- Bowers 1979, pp. 75–76.
- Bowers, Peter M. (1979). Curtiss Aircraft 1907–1947. London: Putnam & Company. ISBN 0-370-10029-8.
- Rubor, V. (December 1917 – January 1918). "Une limousine aérienne" [An aerial limousine]. La Science et la Vie (in French). Paris, France: 179–180.
|Wikimedia Commons has media related to Curtiss Autoplane.|

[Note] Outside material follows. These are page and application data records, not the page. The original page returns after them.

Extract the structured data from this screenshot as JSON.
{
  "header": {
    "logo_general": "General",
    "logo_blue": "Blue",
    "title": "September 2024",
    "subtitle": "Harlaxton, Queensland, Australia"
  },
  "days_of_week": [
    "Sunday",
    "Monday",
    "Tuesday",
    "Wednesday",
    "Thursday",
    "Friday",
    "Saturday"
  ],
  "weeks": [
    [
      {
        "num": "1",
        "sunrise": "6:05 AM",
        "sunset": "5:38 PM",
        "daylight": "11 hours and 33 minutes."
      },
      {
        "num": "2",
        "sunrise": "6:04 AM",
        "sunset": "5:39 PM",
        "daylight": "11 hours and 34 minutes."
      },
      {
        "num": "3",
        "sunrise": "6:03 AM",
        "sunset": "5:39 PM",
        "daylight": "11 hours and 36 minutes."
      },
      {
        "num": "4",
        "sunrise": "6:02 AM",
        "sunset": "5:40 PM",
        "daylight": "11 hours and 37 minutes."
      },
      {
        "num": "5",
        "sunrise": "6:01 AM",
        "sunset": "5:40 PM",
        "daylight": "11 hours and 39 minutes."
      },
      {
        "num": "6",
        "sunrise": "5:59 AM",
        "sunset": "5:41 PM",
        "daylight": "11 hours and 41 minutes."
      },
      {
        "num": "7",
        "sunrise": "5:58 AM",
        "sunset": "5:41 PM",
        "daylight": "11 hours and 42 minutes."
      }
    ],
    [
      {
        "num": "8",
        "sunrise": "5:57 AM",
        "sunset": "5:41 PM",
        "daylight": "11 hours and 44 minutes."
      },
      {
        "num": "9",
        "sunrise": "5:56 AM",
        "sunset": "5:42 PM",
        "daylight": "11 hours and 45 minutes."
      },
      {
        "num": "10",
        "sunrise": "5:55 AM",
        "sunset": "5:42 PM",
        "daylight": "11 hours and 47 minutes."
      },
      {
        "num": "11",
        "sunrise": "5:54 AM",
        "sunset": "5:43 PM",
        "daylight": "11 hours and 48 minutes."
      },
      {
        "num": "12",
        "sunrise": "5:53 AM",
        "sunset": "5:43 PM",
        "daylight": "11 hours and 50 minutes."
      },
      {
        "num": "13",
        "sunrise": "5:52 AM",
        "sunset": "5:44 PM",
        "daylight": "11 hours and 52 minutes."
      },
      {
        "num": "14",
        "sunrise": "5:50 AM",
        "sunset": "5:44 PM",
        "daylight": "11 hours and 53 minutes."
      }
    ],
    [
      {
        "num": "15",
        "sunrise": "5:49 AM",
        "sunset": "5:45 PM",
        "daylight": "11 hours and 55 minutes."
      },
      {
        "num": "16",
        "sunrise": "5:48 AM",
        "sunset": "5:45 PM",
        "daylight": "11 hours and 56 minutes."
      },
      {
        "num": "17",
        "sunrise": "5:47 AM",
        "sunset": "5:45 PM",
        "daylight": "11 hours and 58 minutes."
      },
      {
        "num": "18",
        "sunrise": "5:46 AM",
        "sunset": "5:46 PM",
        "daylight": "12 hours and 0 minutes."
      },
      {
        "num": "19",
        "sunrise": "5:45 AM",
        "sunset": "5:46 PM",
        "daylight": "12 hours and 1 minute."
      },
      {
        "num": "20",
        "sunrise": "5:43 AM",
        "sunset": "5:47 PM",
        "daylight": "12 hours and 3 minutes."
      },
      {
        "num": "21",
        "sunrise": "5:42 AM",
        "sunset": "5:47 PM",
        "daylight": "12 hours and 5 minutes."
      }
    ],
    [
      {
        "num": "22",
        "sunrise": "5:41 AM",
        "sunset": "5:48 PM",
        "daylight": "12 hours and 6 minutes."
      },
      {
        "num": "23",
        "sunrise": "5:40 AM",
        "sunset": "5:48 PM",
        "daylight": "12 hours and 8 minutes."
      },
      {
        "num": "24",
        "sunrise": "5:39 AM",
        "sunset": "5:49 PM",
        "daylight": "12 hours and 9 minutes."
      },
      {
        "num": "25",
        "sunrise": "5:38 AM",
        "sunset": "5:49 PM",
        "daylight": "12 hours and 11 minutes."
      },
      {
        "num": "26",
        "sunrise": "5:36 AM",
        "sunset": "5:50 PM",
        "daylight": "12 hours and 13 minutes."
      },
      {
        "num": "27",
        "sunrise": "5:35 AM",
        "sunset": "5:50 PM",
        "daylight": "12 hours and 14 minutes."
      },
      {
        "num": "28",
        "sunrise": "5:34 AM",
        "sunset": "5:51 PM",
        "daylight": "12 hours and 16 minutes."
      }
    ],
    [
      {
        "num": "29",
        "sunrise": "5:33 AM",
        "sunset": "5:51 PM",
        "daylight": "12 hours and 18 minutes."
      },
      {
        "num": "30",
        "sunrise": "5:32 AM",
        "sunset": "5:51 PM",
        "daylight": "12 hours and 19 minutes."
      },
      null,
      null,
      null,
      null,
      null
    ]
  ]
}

- Glenn H. Curtiss: Autoplane, patent filed February 14, 1917; issued February 18, 1919